He also believes that any advantage gained is essentially bought and paid for. “I don’t mind it all because those players are feeding the pot,” he said, referring to the growth of the overall prize pool in a tournament like the National Handicapping Championship – which can be directly attributed to the NTRA allowing multiple entries.

This is the first year where the BCBC has followed suit. They are allowing players to actively play a second entry during the Breeders’ Cup tournament. A player earning more than two entries is required to sell, i.e., transfer, those additional buy-ins.

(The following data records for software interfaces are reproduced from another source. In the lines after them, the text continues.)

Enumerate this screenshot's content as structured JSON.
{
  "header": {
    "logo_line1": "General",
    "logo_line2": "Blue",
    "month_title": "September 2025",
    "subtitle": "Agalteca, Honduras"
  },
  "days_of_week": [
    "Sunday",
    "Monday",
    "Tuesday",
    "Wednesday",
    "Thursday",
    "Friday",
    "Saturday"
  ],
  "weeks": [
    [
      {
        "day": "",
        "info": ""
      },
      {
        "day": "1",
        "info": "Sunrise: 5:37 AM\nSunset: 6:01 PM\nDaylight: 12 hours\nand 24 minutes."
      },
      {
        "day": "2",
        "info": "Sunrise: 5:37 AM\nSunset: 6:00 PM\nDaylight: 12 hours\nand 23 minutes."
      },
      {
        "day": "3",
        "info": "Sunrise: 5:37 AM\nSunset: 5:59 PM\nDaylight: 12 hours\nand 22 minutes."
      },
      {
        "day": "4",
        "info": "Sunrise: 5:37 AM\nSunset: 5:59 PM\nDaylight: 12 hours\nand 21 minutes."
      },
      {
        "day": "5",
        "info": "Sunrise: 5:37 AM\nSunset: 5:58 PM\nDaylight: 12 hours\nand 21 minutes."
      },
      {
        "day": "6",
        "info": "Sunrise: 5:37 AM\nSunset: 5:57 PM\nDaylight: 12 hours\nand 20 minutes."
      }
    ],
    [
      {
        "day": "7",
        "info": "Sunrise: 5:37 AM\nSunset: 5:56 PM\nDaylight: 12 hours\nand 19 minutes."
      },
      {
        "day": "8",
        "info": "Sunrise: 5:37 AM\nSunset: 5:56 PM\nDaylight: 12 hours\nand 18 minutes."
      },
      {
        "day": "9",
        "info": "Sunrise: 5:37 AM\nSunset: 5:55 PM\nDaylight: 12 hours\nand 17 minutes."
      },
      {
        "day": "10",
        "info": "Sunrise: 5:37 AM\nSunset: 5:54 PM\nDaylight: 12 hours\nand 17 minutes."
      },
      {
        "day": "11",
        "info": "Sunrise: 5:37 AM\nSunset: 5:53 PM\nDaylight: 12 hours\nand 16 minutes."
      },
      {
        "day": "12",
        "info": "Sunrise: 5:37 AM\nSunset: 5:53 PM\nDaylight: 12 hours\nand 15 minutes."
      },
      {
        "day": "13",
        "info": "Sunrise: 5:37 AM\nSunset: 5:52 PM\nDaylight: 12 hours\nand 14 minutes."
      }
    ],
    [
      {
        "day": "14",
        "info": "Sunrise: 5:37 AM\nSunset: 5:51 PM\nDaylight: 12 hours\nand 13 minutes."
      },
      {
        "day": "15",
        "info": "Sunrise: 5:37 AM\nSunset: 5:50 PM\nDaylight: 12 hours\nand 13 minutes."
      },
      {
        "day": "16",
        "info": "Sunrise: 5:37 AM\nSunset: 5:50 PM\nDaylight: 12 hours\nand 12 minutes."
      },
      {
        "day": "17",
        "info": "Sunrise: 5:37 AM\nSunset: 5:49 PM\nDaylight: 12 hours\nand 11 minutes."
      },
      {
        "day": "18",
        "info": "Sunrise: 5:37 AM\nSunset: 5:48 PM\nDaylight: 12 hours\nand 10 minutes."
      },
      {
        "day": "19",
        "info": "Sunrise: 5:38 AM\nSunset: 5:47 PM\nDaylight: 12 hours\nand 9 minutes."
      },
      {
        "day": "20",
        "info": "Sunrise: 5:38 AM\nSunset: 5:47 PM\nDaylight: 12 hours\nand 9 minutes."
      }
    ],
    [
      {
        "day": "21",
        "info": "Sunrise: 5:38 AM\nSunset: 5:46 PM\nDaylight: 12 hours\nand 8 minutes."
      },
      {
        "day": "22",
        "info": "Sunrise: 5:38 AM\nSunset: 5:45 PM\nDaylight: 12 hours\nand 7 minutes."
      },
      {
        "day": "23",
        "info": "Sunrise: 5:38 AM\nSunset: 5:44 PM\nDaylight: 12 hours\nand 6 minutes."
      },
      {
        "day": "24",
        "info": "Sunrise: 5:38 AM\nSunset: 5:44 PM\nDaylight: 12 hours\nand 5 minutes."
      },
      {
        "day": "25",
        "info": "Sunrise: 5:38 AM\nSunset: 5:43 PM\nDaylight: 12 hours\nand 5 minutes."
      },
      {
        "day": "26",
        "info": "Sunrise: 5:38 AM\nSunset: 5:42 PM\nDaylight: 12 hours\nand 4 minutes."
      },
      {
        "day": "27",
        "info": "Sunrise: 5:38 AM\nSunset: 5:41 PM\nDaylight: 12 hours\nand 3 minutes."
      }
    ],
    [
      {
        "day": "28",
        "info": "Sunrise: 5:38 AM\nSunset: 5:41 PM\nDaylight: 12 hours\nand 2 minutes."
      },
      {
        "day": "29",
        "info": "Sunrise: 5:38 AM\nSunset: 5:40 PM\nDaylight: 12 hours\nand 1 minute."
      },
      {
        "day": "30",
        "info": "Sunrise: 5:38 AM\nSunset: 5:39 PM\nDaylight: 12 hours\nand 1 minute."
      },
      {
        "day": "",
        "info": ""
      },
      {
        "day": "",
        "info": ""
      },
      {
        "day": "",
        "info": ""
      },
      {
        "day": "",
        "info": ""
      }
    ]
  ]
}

“I love that for $100 I can win a $10,000 entry,” McGuire said. “For me that’s like $10,000 cash. Worst case, I can spend the $7,500 bankroll and I can probably sell any additional entries for $9,000.”

McGuire believes that tournaments can be a valuable part of a professional player’s arsenal. “In order for it to work, you have to hit something big,” he explained. “That’s why something like the Breeders’ Cup contest is in place. If you can pick up five Breeders’ Cup seats in a year, that’s $50,000.”

For many players, there is a mental transition going from cash play to tournaments, but not so McGuire. “I’ve always been a longshot player,” said the man who is loath to ever bet under 5-1. “They suit my style of handicapping. The horses that win you tournaments are the same ones I’ve always played, and tournaments require less bankroll.”

McGuire nearly nabbed his third BCBC seat last weekend at the Ultimate Betting Challenge. Throughout the tournament, he followed his usual model for live-bankroll play, which is to focus primarily on win bets and play the same type of horses he plays in mythical contests. Throughout the tourney, he built his bank through four main wagers: $100 to win on 25-1 and 17-1 shots, $50 to win on a 15-1, and $200 to win on an 11-1.

But heading into the last race, rather then make a big bet on the eventual winner, who was his top choice, he got cute and opted for exotics. “I should have just played the horse to win for the amount I needed for my goal but I went for the tri and wasn’t even close,” he lamented.

While McGuire was the first player to two BCBC entries, his friend Cheryl McIntyre beat him to three. “I have my eyes pinned on Cheryl,” he said. “I didn’t even really care about winning the UBC, I just wanted to finish in the top three so I could get on even terms with one of the best players around.”